Alaska’s campaign finance laws are getting a lot of outside attention.
Two cases concerning the state’s limits on campaign contributions are attracting the attention of national legal groups and have the potential to go to higher courts.
The U.S. Supreme Court Monday vacated a decision from the 9th Circuit Court of Appeals, ordering the lower court to revisit its decision upholding Alaska’s campaign contribution limits.
Alaska limits individual campaign contributions to $500 per year to a single candidate and $1,000 per year to a political group. The decision was sent back so the Court of Appeals could revisit whether the state’s campaign finance laws are consistent with previous Supreme Court decisions.
That case, Thompson v. Hebdon, was argued on behalf of three individuals who wanted to challenge Alaska’s campaign contribution limits. Plaintiffs in that argued that the Alaska Public Offices Commission’s denial of their contributions was an infringement of their First Amendment rights.
The Appeals Court decided in favor of the state but used precedent set in the 9th Circuit and not the Supreme Court.
The case was argued by Alliance Defending Freedom, a national legal advocacy group promoting religious freedom and freedom of speech issues.
The Supreme Court didn’t declare a victory for anyone,” John Bursch, senior counsel and vice president of Appellate Advocacy for ADF, said in a phone interview Tuesday. “The 9th Circuit should have looked at U.S. Supreme Court law and not 9th Circuit law.”
ADF argued the state’s campaign finance laws violated precedent set by other rulings stemming from the 2010 Citizens United v. Federal Elections Commission ruling. That ruling allowed corporate and union donations to political campaigns and set off a debate about the role of money in politics.
The Citizens United case found that limiting one’s ability to make contributions to political campaigns was a violation of the First Amendment. In Thompson v. Hebdon, ADF is arguing Alaska’s limits on contributions are an extension of that violation.
“Alaska is a large and sparsely populated state whose unique geography poses distinct and expensive challenges for candidates for elected office,” states ADF’s petition to the court.
ADF argued state limits on campaign contributions were far too low for effective campaigning.
It’s impossible to be able to speak about your message unless you have considerable money behind it.,” Bursch said.
Not having enough money to fund a campaign is not a violation of the First Amendment, Bursch said, but he said the government stopping people from contributing money to a campaign is.
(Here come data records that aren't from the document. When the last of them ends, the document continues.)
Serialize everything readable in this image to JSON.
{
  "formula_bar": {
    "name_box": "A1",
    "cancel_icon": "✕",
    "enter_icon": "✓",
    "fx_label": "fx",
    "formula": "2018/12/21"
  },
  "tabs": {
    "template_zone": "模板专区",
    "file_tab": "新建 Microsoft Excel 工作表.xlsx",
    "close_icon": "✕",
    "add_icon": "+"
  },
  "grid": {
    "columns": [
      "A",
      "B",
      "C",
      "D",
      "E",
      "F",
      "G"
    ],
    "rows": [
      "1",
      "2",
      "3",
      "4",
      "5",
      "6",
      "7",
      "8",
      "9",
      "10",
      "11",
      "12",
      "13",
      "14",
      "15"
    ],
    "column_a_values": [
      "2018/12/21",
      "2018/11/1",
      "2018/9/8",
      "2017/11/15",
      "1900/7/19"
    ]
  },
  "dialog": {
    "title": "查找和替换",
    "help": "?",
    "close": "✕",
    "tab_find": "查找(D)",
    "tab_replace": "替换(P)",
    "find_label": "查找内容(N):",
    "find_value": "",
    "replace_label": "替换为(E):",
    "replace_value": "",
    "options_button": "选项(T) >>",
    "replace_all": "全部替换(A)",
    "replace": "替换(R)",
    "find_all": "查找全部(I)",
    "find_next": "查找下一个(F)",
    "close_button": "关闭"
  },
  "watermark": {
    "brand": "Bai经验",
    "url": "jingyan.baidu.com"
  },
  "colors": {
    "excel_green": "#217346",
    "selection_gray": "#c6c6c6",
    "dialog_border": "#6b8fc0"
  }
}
Bursch said one of the plaintiffs in the case, David Thompson, a resident of Wisconsin, wanted to make a contribution to his brother-in-law, Wes Keller’s, campaign. However, he was told he could not because Keller had already accepted a total of $3,000 from nonresident donors, according to the petition.
Keller was a House Representative for District 10 until 2017 when he was defeated in the Republican primary by David Eastman, R-Wasilla.
ADF is not asking Alaska to write new campaign finance laws, Bursch said, “it simply needs to update those limits to be reflective of the modern value of money.”
The Supreme Court’s decision was an unsigned opinion ordering the lower court to revisit its decision. However, Justice Ruth Bader Ginsburg did write a one-paragraph opinion she signed her name to.
“Alaska has the second smallest Legislature in the country and derives approximately 90 percent of its revenues from one economic sector — the oil and gas industry,” Ginsburg wrote. “These characteristics make Alaska “highly, if not uniquely, vulnerable to corruption in politics and government.”
APOC is also facing a different suit also backed by a national legal group working to limit the role of money in politics.
On Nov. 4 an Anchorage Superior Court ruled APOC was not properly enforcing contribution limits to political campaigns. Plaintiffs in that case alleged two political groups had received single donations higher than those amounts and that APOC was not doing its job.
Lawyers for the plaintiffs in that case were from national legal-advocacy group Equal Citizens which wants to limit the role of money in politics. A statement from Equal Citizens said the suit was filed against APOC with the expressed intention of taking the case to the Supreme Court, “with the goal of eliminating Super PACs across the nation.”
Jason Harrow, chief counsel and director for Equal Citizens, previously told the Empire they were encouraging APOC to appeal the decision in order to take the case to a higher court.
Cori Mills, assistant attorney general at the Department of Law, told the Empire in an email Tuesday the decision would be appealed, and the deadline to do so was Dec. 9.
• Contact reporter Peter Segall at 523-2228 or email@example.com.